A plan approved by the Boston School Committee in December will dramatically increase the number of available seats at Dorchester Avenue’s coveted William Henderson Inclusion School beginning this fall.
A key aspect of the plan will be the gradual relocation over the next five years of the school’s upper grades – along with students from the Harbor Pilot Middle School – to the former Woodrow Wilson campus on Croftland Avenue off Gallivan Boulevard near Codman Hill.
The initiative, crafted by the schools’ principals with input from families and school officials, will make the Henderson the only fully inclusive K-12 public school in the state with room for as many as 1,000 students.
The Henderson, formerly known as the O’Hearn School, is now a K-to-5 school that educates students with disabilities in the same classrooms as their non-disabled peers. It is affiliated with the Harbor School on Charles Street, which accommodates students in grades 6-10, including many former students of the Henderson, which serves as a “feeder” school for Harbor. Under the plan, the existing Henderson School will eventually serve students in grades K-0 through grade 2 while the upper grades will be relocated to the Wilson campus in phases beginning next September. Fourth and fifth grade students from the Henderson and sixth through tenth graders from the Harbor will begin attending classes at what will be known as the Henderson’s Upper School. Students at Dorchester Academy, which currently occupies the Wilson building, will be relocated to the Harbor School’s present location at 11 Charles St. in Fields Corner.
Trish Lampron, principal of the Henderson School, and Nadia Cyprien, principal of the Harbor Pilot Middle School, briefed neighbors about the plan at a meeting of the St. Mark’s Area Civic Association last week. Lampron said the merger is the right solution to accommodate the students who are on the Henderson School’s waiting list each year. The Henderson now has 10 classrooms and an enrollment of 250 students. “This past September there were 750 kids on the waiting list,” Lampron said. “I think parents need choices and the Henderson is a choice for many.”
The merger will double the amount of students at the Henderson, said Lampron, and will serve 1,000 students when the five-year rollout is completed. In the past, administrators from both schools tried to create a pathway into the Harbor School for students from the Henderson School, but without much success, in part because there is not enough room at the Harbor’s facility for grades 11 and 12. The imminent merger will also allow students to stay at the same school until they graduate from twelfth grade or, for those with moderate or severe disabilities, until age 22 if they need more time to matriculate.
Dianne Lescinkas, a parent who has one daughter in the 10th grade at the Harbor and another who is a fourth grader at the Henderson, said that she and others in the school community are excited by the proposal’s progress. Lescinkas has served as the co-chairperson of the Harbor School’s governing board for five years and advocated for approval of the plan by the School Committee.

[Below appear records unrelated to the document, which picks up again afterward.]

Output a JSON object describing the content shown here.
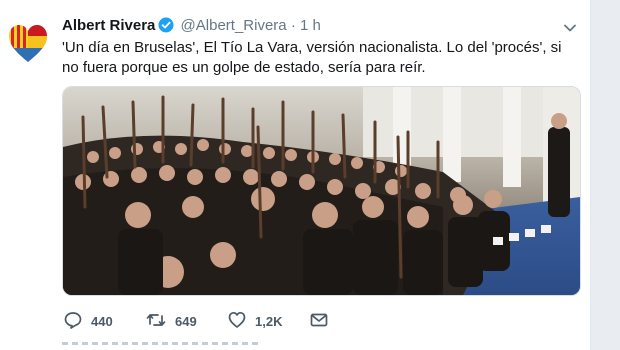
{
  "tweet": {
    "author_name": "Albert Rivera",
    "handle": "@Albert_Rivera",
    "separator": "·",
    "time": "1 h",
    "text": "'Un día en Bruselas', El Tío La Vara, versión nacionalista. Lo del 'procés', si no fuera porque es un golpe de estado, sería para reír.",
    "avatar_icon": "catalan-spanish-flag-heart",
    "verified_icon": "verified-badge-icon",
    "media_description_icon": "photo"
  },
  "actions": {
    "reply_count": "440",
    "retweet_count": "649",
    "like_count": "1,2K",
    "reply_icon": "reply-icon",
    "retweet_icon": "retweet-icon",
    "like_icon": "heart-icon",
    "dm_icon": "envelope-icon"
  },
  "colors": {
    "verified": "#1da1f2",
    "text": "#14171a",
    "secondary": "#657786",
    "accent_blue": "#3b5fa9"
  }
}
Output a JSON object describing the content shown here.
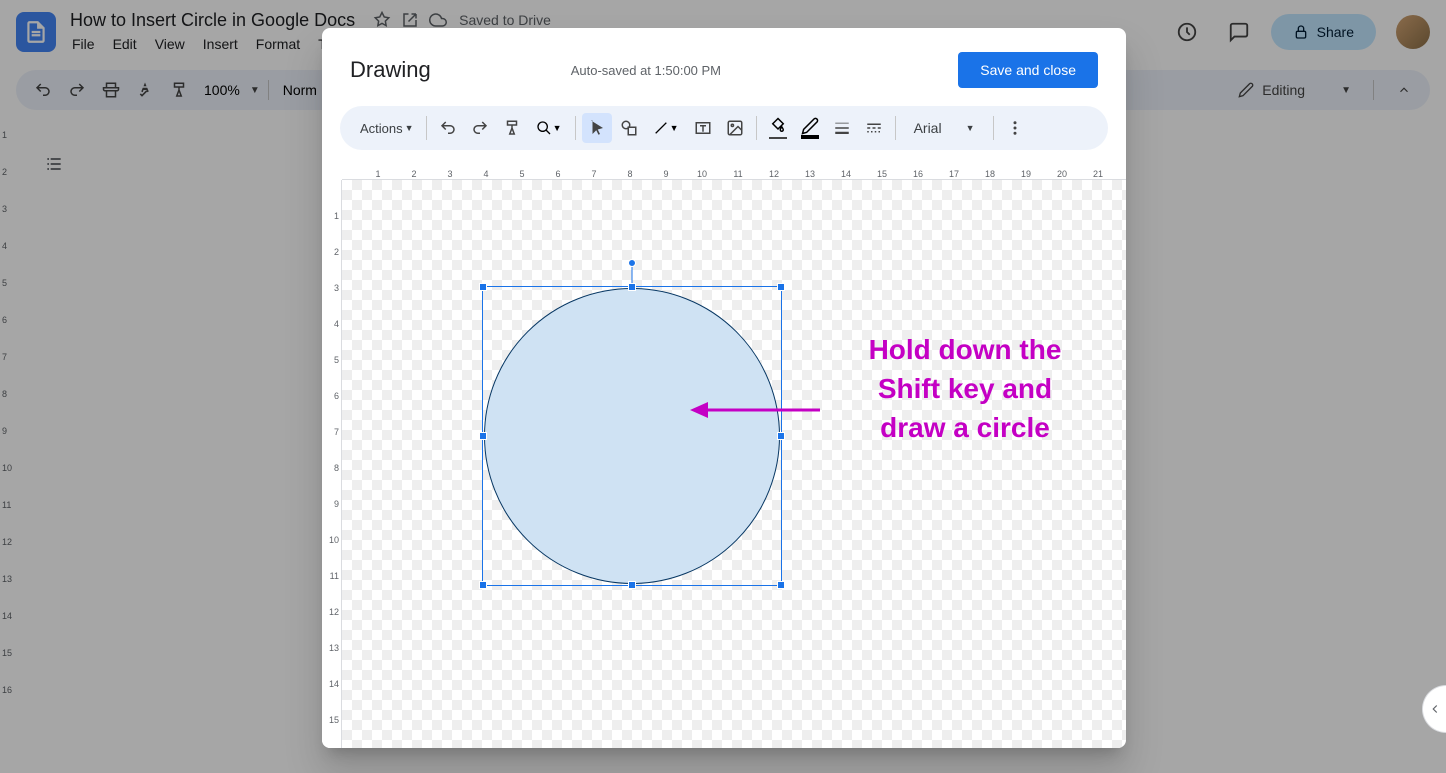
{
  "docs": {
    "title": "How to Insert Circle in Google Docs",
    "saved": "Saved to Drive",
    "menus": [
      "File",
      "Edit",
      "View",
      "Insert",
      "Format",
      "To"
    ],
    "zoom": "100%",
    "style": "Norm",
    "editing": "Editing",
    "share": "Share",
    "ruler_v": [
      "1",
      "2",
      "3",
      "4",
      "5",
      "6",
      "7",
      "8",
      "9",
      "10",
      "11",
      "12",
      "13",
      "14",
      "15",
      "16"
    ]
  },
  "modal": {
    "title": "Drawing",
    "autosave": "Auto-saved at 1:50:00 PM",
    "save_close": "Save and close",
    "actions": "Actions",
    "font": "Arial",
    "ruler_h": [
      "1",
      "2",
      "3",
      "4",
      "5",
      "6",
      "7",
      "8",
      "9",
      "10",
      "11",
      "12",
      "13",
      "14",
      "15",
      "16",
      "17",
      "18",
      "19",
      "20",
      "21"
    ],
    "ruler_v": [
      "1",
      "2",
      "3",
      "4",
      "5",
      "6",
      "7",
      "8",
      "9",
      "10",
      "11",
      "12",
      "13",
      "14",
      "15"
    ]
  },
  "annotation": {
    "line1": "Hold down the",
    "line2": "Shift key and",
    "line3": "draw a circle"
  }
}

For parents who did not have choices before, it’s such a big milestone to know that if you have a child who has a disability, they can be included with typical kids, said Lescinkas. “This will be the first fully inclusive high school to include kids considered to have moderate to severe disabilities. It will allow these kids to be included in the classroom, and it’s really a big deal.”
Lescinkas said that she and other parents feel it makes sense to expand into the Wilson campus to give older and younger students their own learning spaces. “I do feel like the building is definitely appropriate. There’s an incredible life skill room and full kitchen. There’s space in back for universally accessible playground and, hopefully, with grant-writing, an outdoor classroom. And there’s a beautiful auditorium.”
At last Tuesday’s meeting. Cyprien said her students at the Harbor are prepared for the changes, adding, “we’ve started educating [them] on how to be in an inclusive environment.” Parents of fourth and fifth grade students at the Henderson were invited to a meeting this past Tuesday to review plans for the transition. A site visit to the Wilson campus for parents is scheduled for next Tuesday, Feb. 11.
The merger will guarantee that students from the Henderson School aren’t “educated differently than the foundation education they’ve gotten,” said Lampron. “Our scores on the state tests are the highest in the district. We really believe that’s because we educate all students together,” she said.
As it’s implemented, the plan will lengthen K-0 classes from half-day to full-day, add classrooms to grades one and below, and reduce the amount of classrooms for grades six through nine by one while adding grades 11 and 12. “We’re decreasing our classrooms, but not the number of students to each classroom,” Cyprien said.
The new Henderson K12 Inclusion School will have three principals: Cyprien, Lampron, and Isabel DePina, the headmaster of the Harbor School. In 2009, the school was re-named to honor the longtime principal of the O’Hearn School, Dr. William W. Henderson, upon his retirement.